Happy New Year! But is the New Year really so happy? There’s the actual night itself. The legendary New Year’s Eve. Does anyone actually enjoy it? Going out means the pressure of finding somewhere to go and someone to go with. A party isn’t very fun unless you have someone to kiss at midnight. Places are crowded, no, packed, so restaurant service tends to go a little by the wayside. Staying home means flipping between various celebrations on television, mostly amounting to concerts coming to you from Times Square. I have to admit, New Year’s Rockin’ Eve was pretty amazing last night, trading all the music, typically slow and sad, for Pitbull, Taylor Swift, and Psy. It was kind of great. It’s reliving last year and talking about hopes for the next, though, that brings sadness. To some people staying home even means turning in before midnight. Though I haven’t done that, sometimes it doesn’t sound too bad. Maybe January first will feel like just another day if the hoopla is avoided altogether.
Beyond the complications New Year’s Eve brings, there’s a whole range of emotions saying good-bye to one year and hello to the next brings with it. Remembering all the good things that happened the previous year, wanting to time travel back to experience them over again. Wishing the year hadn’t passed you by. Another year gone. This always leads me to think of all the regrets I have of the previous year, the things I didn’t do, should have done, could have done. I didn’t take full advantage of the time the year offered me, didn’t do enough to make my dreams come true, to take a minute and relish in the simple, yet extraordinary things around me. In the blink of an eye the year is gone, and I fear I have wasted it.

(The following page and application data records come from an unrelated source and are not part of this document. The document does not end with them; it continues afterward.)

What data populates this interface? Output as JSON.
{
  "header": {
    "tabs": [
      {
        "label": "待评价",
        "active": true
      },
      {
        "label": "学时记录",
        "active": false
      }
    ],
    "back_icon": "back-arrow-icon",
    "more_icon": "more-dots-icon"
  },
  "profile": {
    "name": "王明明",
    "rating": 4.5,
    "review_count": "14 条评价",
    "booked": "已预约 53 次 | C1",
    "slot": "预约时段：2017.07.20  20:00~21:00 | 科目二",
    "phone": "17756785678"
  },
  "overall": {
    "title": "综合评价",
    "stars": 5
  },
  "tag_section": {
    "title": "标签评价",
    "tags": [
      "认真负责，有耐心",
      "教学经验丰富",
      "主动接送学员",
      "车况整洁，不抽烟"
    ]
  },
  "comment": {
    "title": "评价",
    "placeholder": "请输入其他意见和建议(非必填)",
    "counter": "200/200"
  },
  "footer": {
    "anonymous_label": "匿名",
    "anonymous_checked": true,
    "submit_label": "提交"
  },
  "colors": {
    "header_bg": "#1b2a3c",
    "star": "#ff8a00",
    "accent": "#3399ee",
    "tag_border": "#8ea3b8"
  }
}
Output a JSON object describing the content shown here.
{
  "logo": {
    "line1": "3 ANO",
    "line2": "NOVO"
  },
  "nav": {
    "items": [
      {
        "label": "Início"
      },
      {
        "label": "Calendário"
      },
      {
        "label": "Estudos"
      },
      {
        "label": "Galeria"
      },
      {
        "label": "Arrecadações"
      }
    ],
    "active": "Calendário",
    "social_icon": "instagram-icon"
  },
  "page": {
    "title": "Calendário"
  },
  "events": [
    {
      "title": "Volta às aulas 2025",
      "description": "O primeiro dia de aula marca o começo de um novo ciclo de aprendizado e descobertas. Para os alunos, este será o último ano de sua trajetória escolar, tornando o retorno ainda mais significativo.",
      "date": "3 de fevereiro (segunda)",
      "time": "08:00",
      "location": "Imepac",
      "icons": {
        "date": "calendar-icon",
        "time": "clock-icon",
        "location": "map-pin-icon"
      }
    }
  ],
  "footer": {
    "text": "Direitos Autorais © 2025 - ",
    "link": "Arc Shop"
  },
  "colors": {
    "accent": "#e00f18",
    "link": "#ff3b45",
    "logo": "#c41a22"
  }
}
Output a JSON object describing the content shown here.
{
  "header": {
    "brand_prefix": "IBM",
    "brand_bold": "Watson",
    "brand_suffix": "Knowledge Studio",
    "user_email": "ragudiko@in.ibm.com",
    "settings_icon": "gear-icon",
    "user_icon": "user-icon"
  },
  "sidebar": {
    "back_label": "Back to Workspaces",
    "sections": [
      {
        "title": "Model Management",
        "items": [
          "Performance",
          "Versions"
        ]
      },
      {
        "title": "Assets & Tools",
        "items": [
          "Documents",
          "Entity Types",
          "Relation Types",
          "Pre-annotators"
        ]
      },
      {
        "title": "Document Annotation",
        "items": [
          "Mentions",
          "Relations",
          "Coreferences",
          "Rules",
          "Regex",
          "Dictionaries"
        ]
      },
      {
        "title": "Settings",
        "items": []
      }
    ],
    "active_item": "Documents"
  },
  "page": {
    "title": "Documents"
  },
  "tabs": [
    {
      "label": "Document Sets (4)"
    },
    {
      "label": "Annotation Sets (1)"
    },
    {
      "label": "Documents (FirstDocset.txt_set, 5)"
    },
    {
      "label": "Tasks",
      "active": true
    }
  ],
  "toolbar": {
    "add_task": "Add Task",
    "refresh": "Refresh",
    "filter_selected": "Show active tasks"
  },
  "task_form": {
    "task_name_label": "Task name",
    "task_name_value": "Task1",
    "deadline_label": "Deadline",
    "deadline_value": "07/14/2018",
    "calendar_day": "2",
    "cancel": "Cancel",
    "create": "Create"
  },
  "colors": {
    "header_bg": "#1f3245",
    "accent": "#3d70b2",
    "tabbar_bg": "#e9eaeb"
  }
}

But in the same breath, a new year is greeting me, offering me the chance to use it as much as I can, to wring all the life from it, to enjoy, work, play, celebrate, remember. It is hope. It is opportunity. It is a chance. And a chance is all I need, all any of us need, to turn a simple year into the best of our lives. So much can change in a year. Twelve whole months, 365 days to make things happen, and in that time none of us know for sure what will happen, a scary and comforting thought all at once.
Looking outside at the January snow and frigid temperatures, then down at my slightly swollen fingers from the cold air and over to my computer with blog traffic numbers I’m not happy with, completed novels I need to work harder to sell, and a half-finished screenplay I love, this year is staring me down. I cannot waste this year. I will not waste this year. This will be my year. I hope you all feel the same about 2013.
Anzac Cookies are a great recipe to start off a great year. A recipe from World War I, they are unique as they contain no eggs. They are also a little healthy with tons of oats and coconut, as long as you ignore the two sticks of butter This is another recipe I have wanted to make for years and finally got around to. I’m so glad I did, as it is a very early contender for one of my favorites of this year.
Big, thick, golden brown cookies with slightly crunchy edges and soft, gooey and sticky centers, thanks to Lyle’s Golden Syrup. This is a bit of a tough to find ingredient, but it is so worth seeking out. I use it in place of corn syrup all the time. The flavor is smooth and rich without being overly sweet. It is a must for these cookies. The oats and coconut add chewiness and flavor. Anzac Cookies are also incredibly easy to make, coming together in under 15 minutes, and then about 13 more in the oven. An irresistible treat with great flavor and texture, Anzac Cookies are a sure sign of a happy 2013!
- 2 cups all-purpose flour
- 2 cups old-fashioned oats
- 2 cups granulated sugar
- 1 cup desiccated coconut (I use Bob’s Red Mill Unsweetened Flaked Coconut)
- 2 sticks unsalted butter, cut into pieces
- 2 tablespoons Lyle’s Golden Syrup
- ¾ teaspoon baking soda
- ¼ cup boiling water
- Preheat oven to 350 degrees F. Line 3 cookie sheets with parchment or bake in batches using 1 or 2 sheets.
- In a large bowl, stir together flour, oats, sugar, and coconut. In a medium, microwave safe bowl, place butter and syrup. Microwave in 30 second increments until the butter is fully melted. Stir to make sure the syrup is incorporated into the butter.
- Add the baking soda to the boiling water and stir to combine. Pour the baking soda mixture into the melted butter mixture. Be careful as it may bubble. Stir to combine. Pour the butter mixture into the flour mixture and stir until a dough is formed.
- Using a small ice cream scoop, scoop tightly packed dough onto baking sheets, 6 to a sheet. Flatten very slightly with the palm of your hand. Bake for 12-15 minutes, rotating halfway through, until the cookies are golden brown, but still quite soft to the touch. Store at room temperature in an airtight container for up to 1 week, or frozen, wrapped in parchment and foil and placed in a zipper bag for up to 4 months. Thaw at room temperature for about an hour or in 350 degree F oven for 5-10 minutes.